…While I know that many have become famous for piety without learning, at the same time I know of no one who has been prevented by literature from following the path of holiness. The apostle Paul was, to be sure, accused of having his head turned by study, but the world has long ago passed its verdict upon this accusation. If I may be allowed to speak for myself, it seems to me that although the path to virtue by the way of ignorance may be plain, it fosters sloth. The goal of all good people is the same, but the ways of reaching it are many and various….Hence ignorance, however devout, is by no means to be put on a plane with the enlightened devoutness of one familiar with literature.[Source: Petrarch: The First Modern Scholar and Man of Letters, by James Harvey Robinson (citing a letter from Petrarch to Boccacio), pp. 391-394]

Getting to Know Hesiod

It’s often said that Homer and Hesiod were “the Bible” of the ancient Greeks. Between the two of them – mainly Homer’s Iliad and Odyssey, and Hesiod’s Theogony and Works and Days – they taught the Greeks about the gods, the world, mankind, ethics, politics, and just about anything else you could name. And they did so with what amounts to a pagan version of “divine inspiration,” seen in their invocation of the Muses, the goddesses of the arts, to tell them what to write. This alone is a fascinating theme that needs development, but my purpose here is limited only to providing a quick survey of one of these works, which, as far as I can tell, does not have its proper pride of place amongst classical educators.

Hesiod’s Works and Days seems at first to be little more than a collection of agriculture-based proverbs, talking about how to live decently with respect to the land and one’s farming neighbors. Sometimes it’s humorous (don’t marry a woman who will embarass you in front of your neighbors), other times somewhat moralistic (don’t pay attention to the gossiping at the blacksmith’s shop, but just keep on walking and do your work).
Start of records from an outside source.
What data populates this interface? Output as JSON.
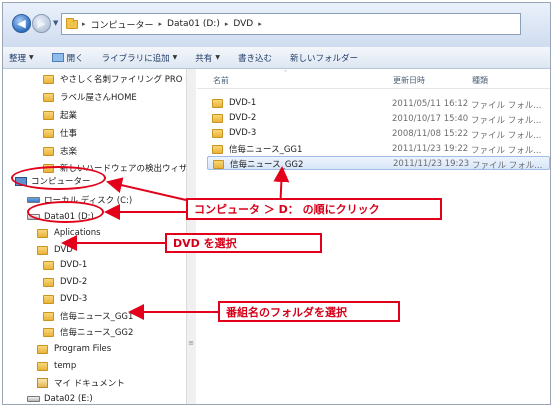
{
  "address": {
    "crumbs": [
      "コンピューター",
      "Data01 (D:)",
      "DVD"
    ]
  },
  "toolbar": {
    "organize": "整理",
    "open": "開く",
    "library": "ライブラリに追加",
    "share": "共有",
    "write": "書き込む",
    "new_folder": "新しいフォルダー"
  },
  "nav": {
    "items": [
      {
        "label": "やさしく名刺ファイリング PRO Ⅰ"
      },
      {
        "label": "ラベル屋さんHOME"
      },
      {
        "label": "起業"
      },
      {
        "label": "仕事"
      },
      {
        "label": "志楽"
      },
      {
        "label": "新しいハードウェアの検出ウィザ"
      },
      {
        "label": "コンピューター"
      },
      {
        "label": "ローカル ディスク (C:)"
      },
      {
        "label": "Data01 (D:)"
      },
      {
        "label": "Aplications"
      },
      {
        "label": "DVD"
      },
      {
        "label": "DVD-1"
      },
      {
        "label": "DVD-2"
      },
      {
        "label": "DVD-3"
      },
      {
        "label": "信毎ニュース_GG1"
      },
      {
        "label": "信毎ニュース_GG2"
      },
      {
        "label": "Program Files"
      },
      {
        "label": "temp"
      },
      {
        "label": "マイ ドキュメント"
      },
      {
        "label": "Data02 (E:)"
      }
    ]
  },
  "columns": {
    "name": "名前",
    "date": "更新日時",
    "type": "種類"
  },
  "files": [
    {
      "name": "DVD-1",
      "date": "2011/05/11 16:12",
      "type": "ファイル フォル..."
    },
    {
      "name": "DVD-2",
      "date": "2010/10/17 15:40",
      "type": "ファイル フォル..."
    },
    {
      "name": "DVD-3",
      "date": "2008/11/08 15:22",
      "type": "ファイル フォル..."
    },
    {
      "name": "信毎ニュース_GG1",
      "date": "2011/11/23 19:22",
      "type": "ファイル フォル..."
    },
    {
      "name": "信毎ニュース_GG2",
      "date": "2011/11/23 19:23",
      "type": "ファイル フォル..."
    }
  ],
  "annotations": {
    "computer_to_d": "コンピュータ ＞ D： の順にクリック",
    "select_dvd": "DVD を選択",
    "select_program": "番組名のフォルダを選択"
  },
  "colors": {
    "annotation": "#e2001a",
    "folder": "#f1c34b",
    "selection": "#d7e6f9"
  }
}
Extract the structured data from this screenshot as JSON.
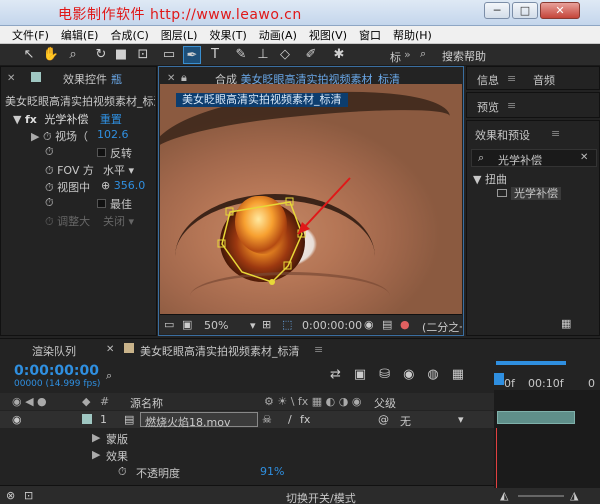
{
  "window": {
    "title": "电影制作软件  http://www.leawo.cn",
    "controls": [
      "─",
      "□",
      "✕"
    ]
  },
  "menu": [
    "文件(F)",
    "编辑(E)",
    "合成(C)",
    "图层(L)",
    "效果(T)",
    "动画(A)",
    "视图(V)",
    "窗口",
    "帮助(H)"
  ],
  "toolbar": {
    "workspace_label": "标",
    "search_label": "搜索帮助"
  },
  "effects_panel": {
    "tab_label": "效果控件",
    "tab_target": "瓶",
    "layer_path": "美女眨眼高清实拍视频素材_标清",
    "effect_name": "光学补偿",
    "reset_label": "重置",
    "properties": [
      {
        "name": "视场（",
        "value": "102.6"
      },
      {
        "name": "",
        "value": "反转"
      },
      {
        "name": "FOV 方",
        "value": "水平"
      },
      {
        "name": "视图中",
        "value": "356.0"
      },
      {
        "name": "",
        "value": "最佳"
      },
      {
        "name": "调整大",
        "value": "关闭"
      }
    ]
  },
  "comp_panel": {
    "tab_label": "合成",
    "comp_name": "美女眨眼高清实拍视频素材_标清",
    "subtab": "美女眨眼高清实拍视频素材_标清",
    "zoom": "50%",
    "timecode": "0:00:00:00",
    "resolution": "(二分之一"
  },
  "info_panel": {
    "tabs": [
      "信息",
      "音频"
    ],
    "preview_tab": "预览"
  },
  "effects_presets": {
    "tab_label": "效果和预设",
    "search_value": "光学补偿",
    "category": "扭曲",
    "item": "光学补偿"
  },
  "timeline": {
    "render_queue_tab": "渲染队列",
    "comp_tab": "美女眨眼高清实拍视频素材_标清",
    "timecode": "0:00:00:00",
    "frame_info": "00000 (14.999 fps)",
    "columns": {
      "source_name": "源名称",
      "parent": "父级"
    },
    "layer": {
      "index": "1",
      "name": "燃烧火焰18.mov",
      "parent_value": "无"
    },
    "sublayers": [
      "蒙版",
      "效果"
    ],
    "opacity": {
      "label": "不透明度",
      "value": "91%"
    },
    "ruler": [
      "0f",
      "00:10f",
      "0"
    ],
    "footer": "切换开关/模式"
  }
}
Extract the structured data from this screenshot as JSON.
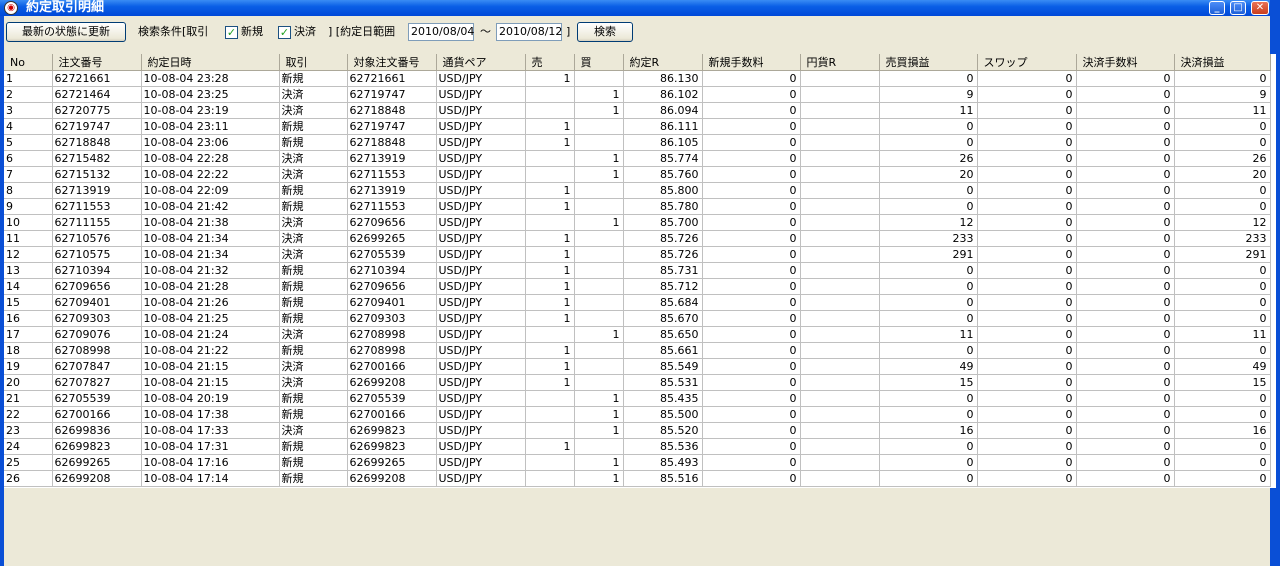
{
  "window": {
    "title": "約定取引明細",
    "app_icon": "app-icon",
    "min_icon": "_",
    "max_icon": "□",
    "close_icon": "✕"
  },
  "toolbar": {
    "refresh_label": "最新の状態に更新",
    "search_cond_label": "検索条件[取引",
    "new_checked": true,
    "new_label": "新規",
    "settle_checked": true,
    "settle_label": "決済",
    "date_range_label": "] [約定日範囲",
    "date_from": "2010/08/04",
    "tilde": "〜",
    "date_to": "2010/08/12",
    "close_bracket": "]",
    "search_label": "検索",
    "check_glyph": "✓"
  },
  "table": {
    "columns": [
      "No",
      "注文番号",
      "約定日時",
      "取引",
      "対象注文番号",
      "通貨ペア",
      "売",
      "買",
      "約定R",
      "新規手数料",
      "円貨R",
      "売買損益",
      "スワップ",
      "決済手数料",
      "決済損益"
    ],
    "rows": [
      [
        "1",
        "62721661",
        "10-08-04 23:28",
        "新規",
        "62721661",
        "USD/JPY",
        "1",
        "",
        "86.130",
        "0",
        "",
        "0",
        "0",
        "0",
        "0"
      ],
      [
        "2",
        "62721464",
        "10-08-04 23:25",
        "決済",
        "62719747",
        "USD/JPY",
        "",
        "1",
        "86.102",
        "0",
        "",
        "9",
        "0",
        "0",
        "9"
      ],
      [
        "3",
        "62720775",
        "10-08-04 23:19",
        "決済",
        "62718848",
        "USD/JPY",
        "",
        "1",
        "86.094",
        "0",
        "",
        "11",
        "0",
        "0",
        "11"
      ],
      [
        "4",
        "62719747",
        "10-08-04 23:11",
        "新規",
        "62719747",
        "USD/JPY",
        "1",
        "",
        "86.111",
        "0",
        "",
        "0",
        "0",
        "0",
        "0"
      ],
      [
        "5",
        "62718848",
        "10-08-04 23:06",
        "新規",
        "62718848",
        "USD/JPY",
        "1",
        "",
        "86.105",
        "0",
        "",
        "0",
        "0",
        "0",
        "0"
      ],
      [
        "6",
        "62715482",
        "10-08-04 22:28",
        "決済",
        "62713919",
        "USD/JPY",
        "",
        "1",
        "85.774",
        "0",
        "",
        "26",
        "0",
        "0",
        "26"
      ],
      [
        "7",
        "62715132",
        "10-08-04 22:22",
        "決済",
        "62711553",
        "USD/JPY",
        "",
        "1",
        "85.760",
        "0",
        "",
        "20",
        "0",
        "0",
        "20"
      ],
      [
        "8",
        "62713919",
        "10-08-04 22:09",
        "新規",
        "62713919",
        "USD/JPY",
        "1",
        "",
        "85.800",
        "0",
        "",
        "0",
        "0",
        "0",
        "0"
      ],
      [
        "9",
        "62711553",
        "10-08-04 21:42",
        "新規",
        "62711553",
        "USD/JPY",
        "1",
        "",
        "85.780",
        "0",
        "",
        "0",
        "0",
        "0",
        "0"
      ],
      [
        "10",
        "62711155",
        "10-08-04 21:38",
        "決済",
        "62709656",
        "USD/JPY",
        "",
        "1",
        "85.700",
        "0",
        "",
        "12",
        "0",
        "0",
        "12"
      ],
      [
        "11",
        "62710576",
        "10-08-04 21:34",
        "決済",
        "62699265",
        "USD/JPY",
        "1",
        "",
        "85.726",
        "0",
        "",
        "233",
        "0",
        "0",
        "233"
      ],
      [
        "12",
        "62710575",
        "10-08-04 21:34",
        "決済",
        "62705539",
        "USD/JPY",
        "1",
        "",
        "85.726",
        "0",
        "",
        "291",
        "0",
        "0",
        "291"
      ],
      [
        "13",
        "62710394",
        "10-08-04 21:32",
        "新規",
        "62710394",
        "USD/JPY",
        "1",
        "",
        "85.731",
        "0",
        "",
        "0",
        "0",
        "0",
        "0"
      ],
      [
        "14",
        "62709656",
        "10-08-04 21:28",
        "新規",
        "62709656",
        "USD/JPY",
        "1",
        "",
        "85.712",
        "0",
        "",
        "0",
        "0",
        "0",
        "0"
      ],
      [
        "15",
        "62709401",
        "10-08-04 21:26",
        "新規",
        "62709401",
        "USD/JPY",
        "1",
        "",
        "85.684",
        "0",
        "",
        "0",
        "0",
        "0",
        "0"
      ],
      [
        "16",
        "62709303",
        "10-08-04 21:25",
        "新規",
        "62709303",
        "USD/JPY",
        "1",
        "",
        "85.670",
        "0",
        "",
        "0",
        "0",
        "0",
        "0"
      ],
      [
        "17",
        "62709076",
        "10-08-04 21:24",
        "決済",
        "62708998",
        "USD/JPY",
        "",
        "1",
        "85.650",
        "0",
        "",
        "11",
        "0",
        "0",
        "11"
      ],
      [
        "18",
        "62708998",
        "10-08-04 21:22",
        "新規",
        "62708998",
        "USD/JPY",
        "1",
        "",
        "85.661",
        "0",
        "",
        "0",
        "0",
        "0",
        "0"
      ],
      [
        "19",
        "62707847",
        "10-08-04 21:15",
        "決済",
        "62700166",
        "USD/JPY",
        "1",
        "",
        "85.549",
        "0",
        "",
        "49",
        "0",
        "0",
        "49"
      ],
      [
        "20",
        "62707827",
        "10-08-04 21:15",
        "決済",
        "62699208",
        "USD/JPY",
        "1",
        "",
        "85.531",
        "0",
        "",
        "15",
        "0",
        "0",
        "15"
      ],
      [
        "21",
        "62705539",
        "10-08-04 20:19",
        "新規",
        "62705539",
        "USD/JPY",
        "",
        "1",
        "85.435",
        "0",
        "",
        "0",
        "0",
        "0",
        "0"
      ],
      [
        "22",
        "62700166",
        "10-08-04 17:38",
        "新規",
        "62700166",
        "USD/JPY",
        "",
        "1",
        "85.500",
        "0",
        "",
        "0",
        "0",
        "0",
        "0"
      ],
      [
        "23",
        "62699836",
        "10-08-04 17:33",
        "決済",
        "62699823",
        "USD/JPY",
        "",
        "1",
        "85.520",
        "0",
        "",
        "16",
        "0",
        "0",
        "16"
      ],
      [
        "24",
        "62699823",
        "10-08-04 17:31",
        "新規",
        "62699823",
        "USD/JPY",
        "1",
        "",
        "85.536",
        "0",
        "",
        "0",
        "0",
        "0",
        "0"
      ],
      [
        "25",
        "62699265",
        "10-08-04 17:16",
        "新規",
        "62699265",
        "USD/JPY",
        "",
        "1",
        "85.493",
        "0",
        "",
        "0",
        "0",
        "0",
        "0"
      ],
      [
        "26",
        "62699208",
        "10-08-04 17:14",
        "新規",
        "62699208",
        "USD/JPY",
        "",
        "1",
        "85.516",
        "0",
        "",
        "0",
        "0",
        "0",
        "0"
      ]
    ]
  }
}
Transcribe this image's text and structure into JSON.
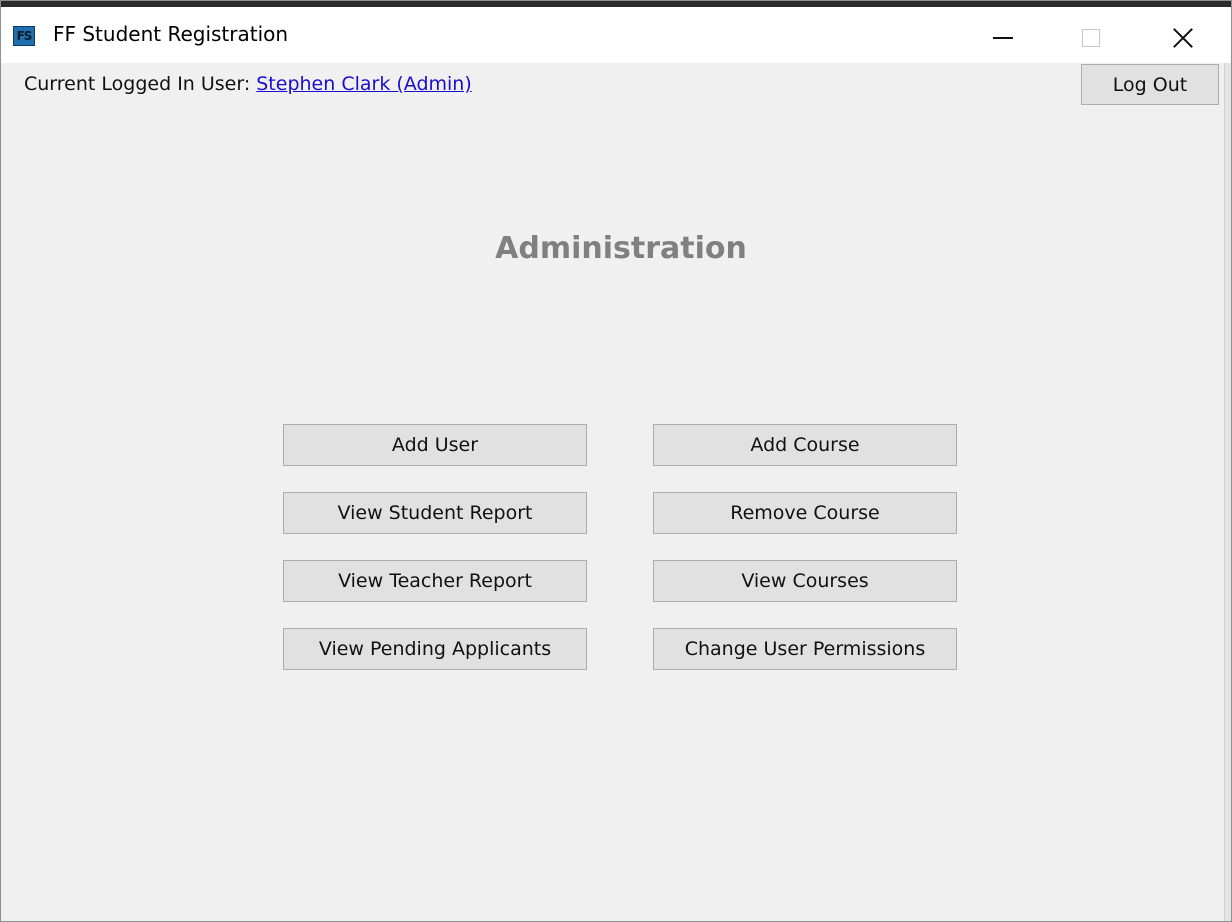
{
  "window": {
    "title": "FF Student Registration",
    "icon_text": "FS"
  },
  "header": {
    "user_label": "Current Logged In User:",
    "user_name": "Stephen Clark (Admin)",
    "logout_label": "Log Out"
  },
  "main": {
    "heading": "Administration",
    "buttons": {
      "add_user": "Add User",
      "add_course": "Add Course",
      "view_student_report": "View Student Report",
      "remove_course": "Remove Course",
      "view_teacher_report": "View Teacher Report",
      "view_courses": "View Courses",
      "view_pending_applicants": "View Pending Applicants",
      "change_user_permissions": "Change User Permissions"
    }
  },
  "icons": {
    "app": "app-icon",
    "minimize": "minimize-icon",
    "maximize": "maximize-icon",
    "close": "close-icon"
  }
}
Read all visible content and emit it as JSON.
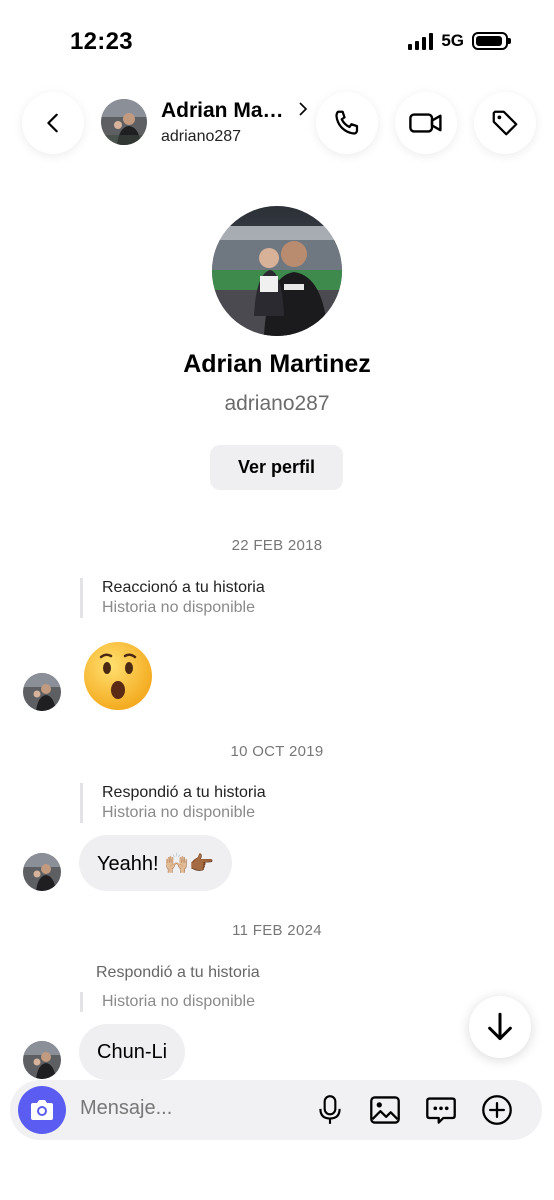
{
  "status_bar": {
    "time": "12:23",
    "network": "5G"
  },
  "header": {
    "name": "Adrian Ma…",
    "username": "adriano287",
    "back_icon": "chevron-left-icon",
    "call_icon": "phone-icon",
    "video_icon": "video-camera-icon",
    "tag_icon": "tag-icon"
  },
  "profile": {
    "name": "Adrian Martinez",
    "username": "adriano287",
    "view_profile_label": "Ver perfil"
  },
  "conversation": [
    {
      "date": "22 FEB 2018",
      "story_ref": {
        "action": "Reaccionó a tu historia",
        "status": "Historia no disponible"
      },
      "message": "😮"
    },
    {
      "date": "10 OCT 2019",
      "story_ref": {
        "action": "Respondió a tu historia",
        "status": "Historia no disponible"
      },
      "message": "Yeahh! 🙌🏼👉🏾"
    },
    {
      "date": "11 FEB 2024",
      "story_ref": {
        "action": "Respondió a tu historia",
        "status": "Historia no disponible"
      },
      "message": "Chun-Li"
    }
  ],
  "composer": {
    "placeholder": "Mensaje...",
    "icons": [
      "camera-icon",
      "microphone-icon",
      "gallery-icon",
      "sticker-icon",
      "plus-icon"
    ]
  },
  "colors": {
    "accent": "#5b5cf2",
    "bubble": "#efeff2"
  }
}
But it also contains some profound early philosophy. Consider the discussion of the decline of historical ages (lines 108-198). It seems that the gods first made a Golden Age, with people whose hearts were “free from all sorrow” and who had no hard work, pain, or “miserable old age.” After they died, peacefully, the gods made a Silver Age characterized by children who remained children (“complete boobies,” as the translation has it) for a hundred years. When they grew up, they lived only a short time and had many troubles due to their foolishness. Then came an age of Bronze men, and these “were terrible and strong, and the ghastly action of Ares was theirs, and violence.” They had “an indomitable and adamantine spirit,” and “None could come near them.” This age perished at its own hands, through strife and warfare, and then came the Age of Heroes–a.k.a., the age of the Iliad and the Odyssey. After the heroes came an Iron Age, Hesiod’s own age, which he deeply wishes he was not a part of but had died before its onset. This is an age of “goods mixed with evils,” an age in which “Never by daytime will there be an end to hard work and pain, nor in the night to weariness, when the gods will send anxieties to trouble us.” The Iron age will, sadly, end in the departure of Decency and Respect from the world of men, and issue forth in an age of brute, inhuman Force.

So says Hesiod. Ovid has a similar tale in Book I of his Metamorphoses, but his equivalent to the Age of Force ends in a great flood that destroys all mankind except for one, Deucalion, and his wife. The imagery of cultural decline illustrated by a decline in metallic quality must have been familiar imagery in the Ancient world, because it’s also in the Bible, in Daniel’s account of Nebuchadnezzar’s dream of the statue representing world empires (Dan. 2). The theme survived into the Middle Ages, too, for one can find men living in the terrible turmoil of the 10th century describing their age as one of iron (ferreum saeculum).

There’s much more to be said about Hesiod’s Works and Days, but hopefully this is enough to whet your appetite to find it for yourself!